GO: Everybody talks about the importance of rhythm, pitch, and having a foundation. I’ve always felt that brass sections should balance from the bottom. Just lay it down and let the other players ride on top of it. The job description is to present a strong fundamental base to the orchestra.
AM: What about for the POPS?
GO: You’ve gotta be able to swing, and you have to be able to read. Where in Utah you might have four rehearsals for a concert, in the POPS you might have one rehearsal for two concerts. We’ve played concerts where we haven’t even looked at the piece, and you’d better be able to read it. Also, the volume level is different. We rarely play a true pianissimo in the POPS. It’s a lot of loud…there aren’t too many pianissimos in Star Wars and Superman (laughs). It’s a little bit different approach. You don’t have to swing through Mahler 5, but you’d better be able to swing when you’re doing some of the POPS arrangements. I think I also play a little brighter in POPS…try to get a little more presence in the sound.
You know, with [Keith] Lockhart, we divide the POPS concerts into thirds. The first third is light classics…yeah, light classics: Die Meistersinger Overture! The middle third is usually the soloist, which is sometimes classical. Then the last third is the “StarWars / Superman” third. That’s when you really let your hair down. So, you’ve gotta show that diversity throughout.
AM: What do you tell an aspiring orchestral tubist?
GO: There’s always room at the top…if you’re the best player that day. I’d tell a young player to listen to a lot of styles because there’s more than just one out there. In that respect, I think tuba is like French horn. There are a bunch of different colors that are acceptable; a bunch of different approaches. For example, you’ve got Jamie Somerville in the BSO who plays one way, and you’ve got Phil Myers in NY…completely different, completely valid. Add to that Dale Clevenger in Chicago. Three of the biggest-name horn players in the world. All play very differently. Learn what you want to be. Listen to everyone and pick out what you ultimately want to do. When 1 was growing up, three of the biggest names in tuba were Roger Bobo, Arnold Jacobs and John Fletcher. You couldn’t find three more different players. Add Ron Bishop and Chester Schmitz for that matter. Five completely different qualities, colors and styles. 1 was lucky because my main teachers were Arnold Jacobs, Chester Schmitz, Harvey Phillips and Toby Hanks. All four are completely different players and immense talents. So, you take from them what you ultimately want to be, but find your own style. Listen to everything. Listen to old Jacobs recordings. 1 always say that when you want to hear how something goes, you can’t go wrong with an old CSO recording. As for newer ones, listen to Chicago and New York. Listen to Pokomy and Deck. That’s the state-of-the-art. There are two, again, very different players, both equally valid, and you can learn a lot from either one of them.

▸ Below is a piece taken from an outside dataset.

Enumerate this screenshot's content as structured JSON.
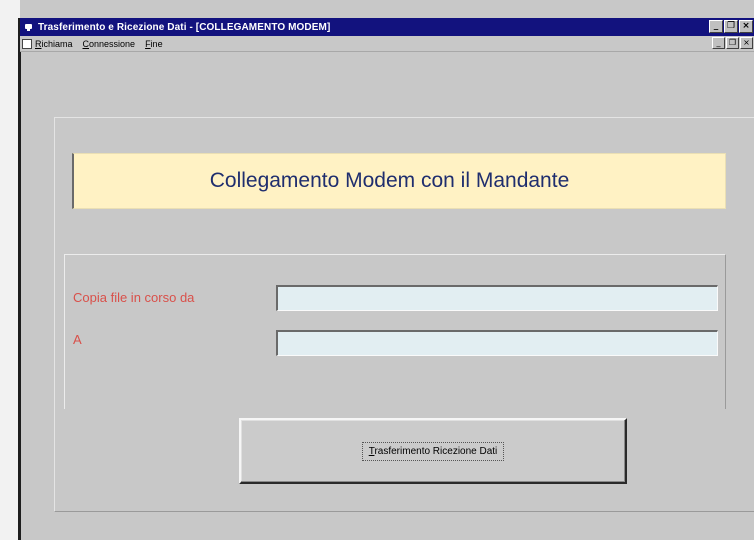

Andy Miller is currendy a DMA student at Boston University, Instructor o f Tuba at The Boston Conservatory, and member o f the Paramount Brass Quintet. He holds Bachelor o f Music Education and Master o f Performance degrees from DePaul University. His principal teachers include Floyd Cooley, Gene Pokomy, Gary Ofenloch and Roger Rocco.